*** Data to examine ***

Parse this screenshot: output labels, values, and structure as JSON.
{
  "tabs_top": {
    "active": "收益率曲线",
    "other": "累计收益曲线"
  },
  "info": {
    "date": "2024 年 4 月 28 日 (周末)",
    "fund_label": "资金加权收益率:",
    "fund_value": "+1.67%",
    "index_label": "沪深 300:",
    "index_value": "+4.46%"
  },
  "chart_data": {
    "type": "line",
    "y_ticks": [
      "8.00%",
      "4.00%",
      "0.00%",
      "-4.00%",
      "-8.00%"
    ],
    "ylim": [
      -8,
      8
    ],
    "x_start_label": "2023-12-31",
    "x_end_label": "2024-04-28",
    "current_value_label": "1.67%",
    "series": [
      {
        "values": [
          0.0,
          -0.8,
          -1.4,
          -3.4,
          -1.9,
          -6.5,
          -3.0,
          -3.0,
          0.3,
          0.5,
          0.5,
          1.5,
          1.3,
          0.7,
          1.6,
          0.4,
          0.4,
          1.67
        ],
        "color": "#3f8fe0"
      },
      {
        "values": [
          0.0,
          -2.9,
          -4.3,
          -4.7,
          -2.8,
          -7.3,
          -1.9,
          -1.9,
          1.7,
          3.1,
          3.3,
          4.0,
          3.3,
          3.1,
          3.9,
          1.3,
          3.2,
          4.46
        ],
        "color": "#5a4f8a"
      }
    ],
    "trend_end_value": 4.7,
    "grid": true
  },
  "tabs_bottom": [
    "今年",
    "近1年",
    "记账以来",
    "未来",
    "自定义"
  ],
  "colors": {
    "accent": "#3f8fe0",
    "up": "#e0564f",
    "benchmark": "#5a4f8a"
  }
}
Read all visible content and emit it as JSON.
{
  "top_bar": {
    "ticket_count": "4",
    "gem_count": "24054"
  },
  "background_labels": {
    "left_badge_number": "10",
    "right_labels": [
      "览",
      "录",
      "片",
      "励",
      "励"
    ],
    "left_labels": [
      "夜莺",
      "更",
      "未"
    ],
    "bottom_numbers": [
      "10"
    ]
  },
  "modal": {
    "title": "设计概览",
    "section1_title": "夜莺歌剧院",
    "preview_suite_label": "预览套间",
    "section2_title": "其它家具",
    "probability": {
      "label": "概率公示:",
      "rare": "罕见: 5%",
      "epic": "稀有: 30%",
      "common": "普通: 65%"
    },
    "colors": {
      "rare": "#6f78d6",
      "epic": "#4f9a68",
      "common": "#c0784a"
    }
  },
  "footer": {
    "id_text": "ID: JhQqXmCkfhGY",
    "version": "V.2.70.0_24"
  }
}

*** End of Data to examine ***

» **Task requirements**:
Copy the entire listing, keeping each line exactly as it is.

» **Task result**:
Parse this screenshot: output labels, values, and structure as JSON.
{
  "tabs_top": {
    "active": "收益率曲线",
    "other": "累计收益曲线"
  },
  "info": {
    "date": "2024 年 4 月 28 日 (周末)",
    "fund_label": "资金加权收益率:",
    "fund_value": "+1.67%",
    "index_label": "沪深 300:",
    "index_value": "+4.46%"
  },
  "chart_data": {
    "type": "line",
    "y_ticks": [
      "8.00%",
      "4.00%",
      "0.00%",
      "-4.00%",
      "-8.00%"
    ],
    "ylim": [
      -8,
      8
    ],
    "x_start_label": "2023-12-31",
    "x_end_label": "2024-04-28",
    "current_value_label": "1.67%",
    "series": [
      {
        "values": [
          0.0,
          -0.8,
          -1.4,
          -3.4,
          -1.9,
          -6.5,
          -3.0,
          -3.0,
          0.3,
          0.5,
          0.5,
          1.5,
          1.3,
          0.7,
          1.6,
          0.4,
          0.4,
          1.67
        ],
        "color": "#3f8fe0"
      },
      {
        "values": [
          0.0,
          -2.9,
          -4.3,
          -4.7,
          -2.8,
          -7.3,
          -1.9,
          -1.9,
          1.7,
          3.1,
          3.3,
          4.0,
          3.3,
          3.1,
          3.9,
          1.3,
          3.2,
          4.46
        ],
        "color": "#5a4f8a"
      }
    ],
    "trend_end_value": 4.7,
    "grid": true
  },
  "tabs_bottom": [
    "今年",
    "近1年",
    "记账以来",
    "未来",
    "自定义"
  ],
  "colors": {
    "accent": "#3f8fe0",
    "up": "#e0564f",
    "benchmark": "#5a4f8a"
  }
}
Read all visible content and emit it as JSON.
{
  "top_bar": {
    "ticket_count": "4",
    "gem_count": "24054"
  },
  "background_labels": {
    "left_badge_number": "10",
    "right_labels": [
      "览",
      "录",
      "片",
      "励",
      "励"
    ],
    "left_labels": [
      "夜莺",
      "更",
      "未"
    ],
    "bottom_numbers": [
      "10"
    ]
  },
  "modal": {
    "title": "设计概览",
    "section1_title": "夜莺歌剧院",
    "preview_suite_label": "预览套间",
    "section2_title": "其它家具",
    "probability": {
      "label": "概率公示:",
      "rare": "罕见: 5%",
      "epic": "稀有: 30%",
      "common": "普通: 65%"
    },
    "colors": {
      "rare": "#6f78d6",
      "epic": "#4f9a68",
      "common": "#c0784a"
    }
  },
  "footer": {
    "id_text": "ID: JhQqXmCkfhGY",
    "version": "V.2.70.0_24"
  }
}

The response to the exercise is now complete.